Wexford Harbour is shallow but well marked and the river channel at the town has good shelter from all winds. With little rise and fall of tide, Wexford Harbour is not recommended if your draft is 1.8m or more. The boat club has moorings.
Wexford to Kilmore Quay (24 miles)
The waters near Carnsore Point have strong tides, and it’s worthwhile to pick your timing with care. Rosslare is a busy ferry port with no facilities for yachts, but an alongside berth is sometimes available and it’s a handy place for crew changes. There is good anchorage if waiting for the tide. The passage to Kilmore Quay is well marked, with the Splaugh and Fundale buoys north of Carnsore Point. St Patrick’s Bridge is a gravel bar joining the Little Saltee Island to the shore – it has 2.4m of water and is marked by buoys.
Kilmore Quay is a picturesque fishing village with thatched houses and plenty of restaurants, and lively pubs. There’s a small marina in the harbour, and a good chandlery.
The Saltee Islands (8 mile round trip from Kilmore Quay)
Great Saltee Island is a bird sanctuary with colonies of gannets, puffins and many other birds, and it’s a breeding ground for grey seals.

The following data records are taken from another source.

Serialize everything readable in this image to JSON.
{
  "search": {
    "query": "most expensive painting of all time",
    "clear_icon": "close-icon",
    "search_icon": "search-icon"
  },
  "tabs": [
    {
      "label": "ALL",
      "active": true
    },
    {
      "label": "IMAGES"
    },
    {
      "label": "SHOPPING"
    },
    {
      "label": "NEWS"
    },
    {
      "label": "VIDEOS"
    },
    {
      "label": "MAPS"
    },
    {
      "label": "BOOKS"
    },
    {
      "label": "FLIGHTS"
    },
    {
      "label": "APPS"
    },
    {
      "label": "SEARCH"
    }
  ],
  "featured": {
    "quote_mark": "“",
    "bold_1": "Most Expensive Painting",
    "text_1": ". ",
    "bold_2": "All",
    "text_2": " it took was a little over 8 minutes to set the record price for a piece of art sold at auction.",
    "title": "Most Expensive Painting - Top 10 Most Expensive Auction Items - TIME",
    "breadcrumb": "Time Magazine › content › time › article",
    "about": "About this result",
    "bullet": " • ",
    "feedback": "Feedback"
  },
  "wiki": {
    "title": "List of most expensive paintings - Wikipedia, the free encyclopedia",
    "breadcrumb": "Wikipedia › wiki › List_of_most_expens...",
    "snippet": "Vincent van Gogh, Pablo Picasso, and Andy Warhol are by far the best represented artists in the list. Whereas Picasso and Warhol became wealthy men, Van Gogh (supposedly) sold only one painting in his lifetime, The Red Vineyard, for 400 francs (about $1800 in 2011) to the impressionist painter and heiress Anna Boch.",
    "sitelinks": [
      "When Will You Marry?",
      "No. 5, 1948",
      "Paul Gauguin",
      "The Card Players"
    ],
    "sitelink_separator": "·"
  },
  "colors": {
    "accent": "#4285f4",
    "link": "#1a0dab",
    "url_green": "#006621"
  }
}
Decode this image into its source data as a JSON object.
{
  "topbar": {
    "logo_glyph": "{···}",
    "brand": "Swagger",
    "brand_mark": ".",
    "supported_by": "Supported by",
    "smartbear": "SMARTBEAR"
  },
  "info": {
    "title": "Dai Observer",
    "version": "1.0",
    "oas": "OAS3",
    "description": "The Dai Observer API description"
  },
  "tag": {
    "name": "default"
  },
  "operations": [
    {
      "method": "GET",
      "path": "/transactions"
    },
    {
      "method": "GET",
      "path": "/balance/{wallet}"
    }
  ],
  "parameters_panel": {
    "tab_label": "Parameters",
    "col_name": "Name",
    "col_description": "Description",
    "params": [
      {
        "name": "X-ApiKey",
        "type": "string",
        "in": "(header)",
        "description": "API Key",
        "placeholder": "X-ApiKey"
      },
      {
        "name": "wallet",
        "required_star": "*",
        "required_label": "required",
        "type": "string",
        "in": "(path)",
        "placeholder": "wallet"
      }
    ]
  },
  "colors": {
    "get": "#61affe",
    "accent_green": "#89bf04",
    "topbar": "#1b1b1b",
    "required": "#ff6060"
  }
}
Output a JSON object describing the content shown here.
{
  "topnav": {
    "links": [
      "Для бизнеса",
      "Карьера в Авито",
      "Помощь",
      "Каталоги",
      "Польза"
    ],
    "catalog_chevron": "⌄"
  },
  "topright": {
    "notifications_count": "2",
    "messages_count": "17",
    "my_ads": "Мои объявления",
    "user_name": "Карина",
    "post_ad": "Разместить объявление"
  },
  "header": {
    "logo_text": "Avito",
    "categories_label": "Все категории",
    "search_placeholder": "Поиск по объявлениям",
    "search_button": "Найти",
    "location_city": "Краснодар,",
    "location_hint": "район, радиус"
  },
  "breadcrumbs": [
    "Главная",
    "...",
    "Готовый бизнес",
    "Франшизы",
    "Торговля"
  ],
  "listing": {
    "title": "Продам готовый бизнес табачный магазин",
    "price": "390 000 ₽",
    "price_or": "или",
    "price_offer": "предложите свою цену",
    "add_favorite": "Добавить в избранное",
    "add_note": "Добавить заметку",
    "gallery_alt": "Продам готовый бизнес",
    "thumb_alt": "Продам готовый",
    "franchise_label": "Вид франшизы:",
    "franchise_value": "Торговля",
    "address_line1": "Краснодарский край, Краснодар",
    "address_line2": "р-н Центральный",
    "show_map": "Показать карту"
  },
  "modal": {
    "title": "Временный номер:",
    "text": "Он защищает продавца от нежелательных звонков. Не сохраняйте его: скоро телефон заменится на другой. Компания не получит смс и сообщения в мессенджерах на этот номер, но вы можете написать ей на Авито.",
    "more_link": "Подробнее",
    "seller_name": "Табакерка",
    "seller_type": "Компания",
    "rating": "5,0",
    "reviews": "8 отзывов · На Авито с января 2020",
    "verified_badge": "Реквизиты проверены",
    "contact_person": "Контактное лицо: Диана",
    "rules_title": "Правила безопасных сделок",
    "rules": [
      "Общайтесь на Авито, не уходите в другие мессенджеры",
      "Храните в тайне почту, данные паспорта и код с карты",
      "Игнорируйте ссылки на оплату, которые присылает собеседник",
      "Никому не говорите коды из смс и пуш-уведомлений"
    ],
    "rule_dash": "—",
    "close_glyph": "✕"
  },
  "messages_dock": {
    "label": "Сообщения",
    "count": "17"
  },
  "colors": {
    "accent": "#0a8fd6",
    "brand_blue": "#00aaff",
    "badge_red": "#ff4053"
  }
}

The south coast of the island is worth a visit, with secluded sheltered coves as temporary anchorages.
Kilmore Quay to Dunmore East (16 miles)
The tides slacken west of Kilmore Quay, and in settled weather Hook Head can be approached closely. The fishing harbour of Dunmore East is on the west side at the mouth of Waterford Harbour. Dunmore East harbour is very crowded but anchorage is available in the cove to the north. The village has shops, restaurants and pubs and a good Adventure Centre.
Dunmore East to Waterford (15 miles) and New Ross (18 miles)
The estuary of the Rivers Suir and Barrow is very scenic. The rivers are well marked ; Waterford is a busy port and New Ross handles cargo vessels too. Waterford is a Viking and medieval city which is the home of the world famous Waterford Crystal. The marina is located in the centre of the city with good facilities in the harbour office. Plenty to do with shopping, museums, restaurants and pubs. To reach New Ross, a masted yacht has to get the Barrow swing bridge opened, which takes an hour’s notice and a phonecall. Details are in the Sailing Directions. New Ross has good facilities and a marina. Near the town is the ancestral home of US President John F.Kennedy. Visit the Dunbrody, a replica famine emigrant ship moored at the quay
Dunmore East to Dungarvan
This is an easy sail along a friendly coastline known as the Copper Coast. Tidal streams are slight. Helvick Harbour on the south side of Dungarvan Bay is a good stopover spot, with anchorage west of the small fishing harbour . There’s a shop and pub. Dungarvan is a busy town with a largely drying harbour at the head of a shallow but well-marked channel between sandbanks. There’s a pontoon in the harbour. Friendly sailing club, good supermarkets, restaurants and pubs.
Wexford to Dungarvan – thanks to Dermot Greer of Sailing Ireland, Kilmore Quay
Thanks goes to Norman Kean of ICC Publications for contributions, editing and charts adapted from their publication “Cruising Ireland”.